Interest rate and effective yield seem superior
Fixed income investors have yet another choice to consider. The latest in the list of NCDs (non-convertible debentures) to hit the market is that of JM Financial Products. The company, an NBFC, is part of the JM Financial Group. This is its first NCD issuance.
The issue is of secured, redeemable NCDs. It is open from April 22 to May 21 but could close earlier if fully subscribed. The total issue size is ₹1,000 crore comprising base issue size of ₹200 crore and option to retain oversubscription of ₹800 crore.
The NCD is rated AA/Stable by CRISIL and ICRA, indicating high degree of safety regarding timely servicing of financial obligations. It comes in three tenures — 2, 3 and 5 years. The 2-year and 3-year NCDs have both the interest payout (annual) and cumulative options, while the 5-year NCD has only the interest payout (monthly and annual) option. In the 2-year NCD, the coupon rate in the annual payment option and the effective yield in the cumulative option is 9.9%, while in the 3-year NCD, the coupon rate and effective yield are 10.2%. In the 5-year option, the coupon rate for the monthly payout option is 10.04% and that for the annual payment option is 10.5% – that translates into an effective yield of about 10.5%. In effect, higher the tenure, higher the effective yield.
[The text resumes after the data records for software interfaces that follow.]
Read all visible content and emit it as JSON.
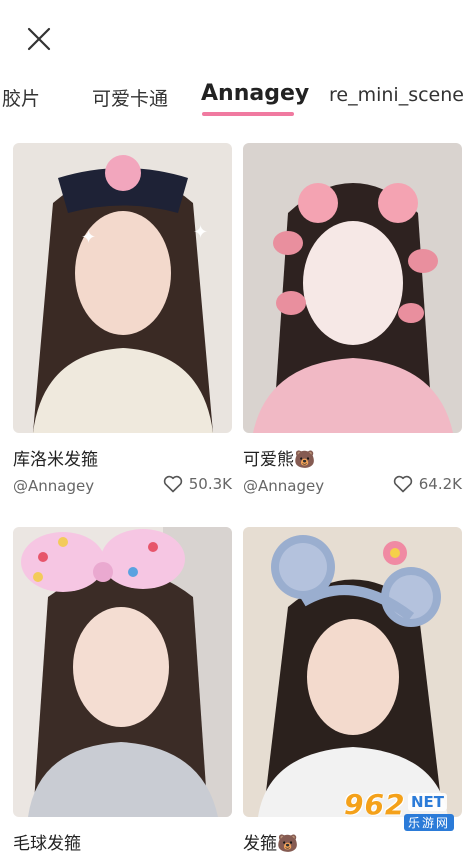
{
  "header": {
    "close_icon": "close-icon"
  },
  "tabs": [
    {
      "label": "胶片",
      "active": false
    },
    {
      "label": "可爱卡通",
      "active": false
    },
    {
      "label": "Annagey",
      "active": true
    },
    {
      "label": "re_mini_scene",
      "active": false
    }
  ],
  "cards": [
    {
      "title": "库洛米发箍",
      "author": "@Annagey",
      "likes": "50.3K"
    },
    {
      "title": "可爱熊🐻",
      "author": "@Annagey",
      "likes": "64.2K"
    },
    {
      "title": "毛球发箍",
      "author": "",
      "likes": ""
    },
    {
      "title": "发箍🐻",
      "author": "",
      "likes": ""
    }
  ],
  "watermark": {
    "number": "962",
    "suffix": "NET",
    "text": "乐游网"
  },
  "colors": {
    "accent": "#f07aa0",
    "text": "#222222",
    "muted": "#666666"
  }
}
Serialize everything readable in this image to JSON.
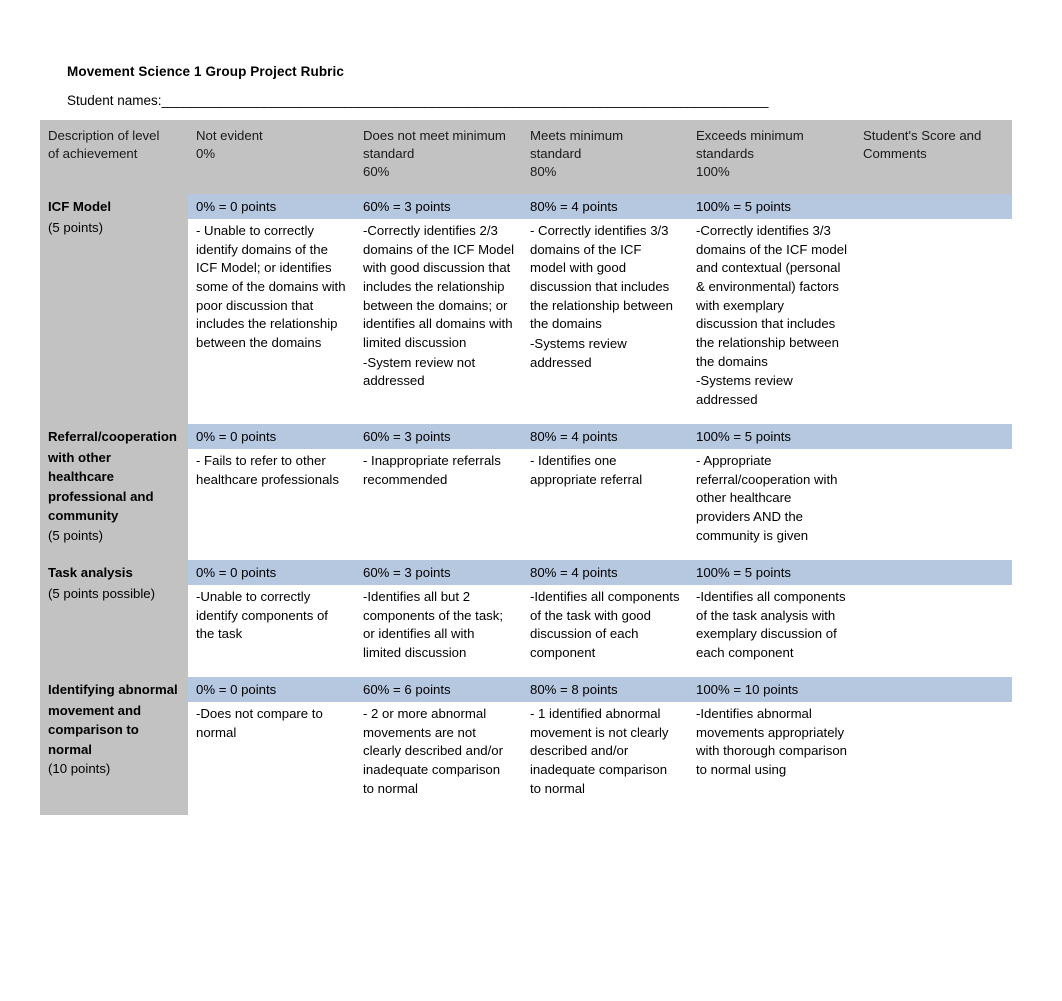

Interest, whether paid out or cumulated, will be taxed at investor’s slab rates.
In the 3-year and 5-year options, the company has a call option, that is, it may repay the NCD to the investor at an earlier date.
In the 3-year option, the company can exercise the call option after 2 years from allotment, and in the 5-year option, after 3 years from allotment. The minimum investment is ₹10,000 (10 NCDs) and in multiples of ₹1,000 thereafter. There is 40% reservation in the issue for retail investors — those who invest up to ₹10 lakh. The allotment will happen on a first come, first served basis.
The NCD’s rating (AA/Stable), while it may not be top-notch (AAA), is still quite high and offers comfort.
The company’s financials seem good. Interest rates and effective yields being offered by the NCD are attractive and superior compared with many of the recent NCD issues, and also with most other fixed income options available in the market currently.
Interest rates in the market could decline in the coming months with the RBI’s rate-easing approach. Investors with some appetite for risk can consider allocating some money to the NCD.
The three-year tenure seems ideal, offering good rates while also allowing investors the flexibility to shop for higher rates if the cycle turns in future.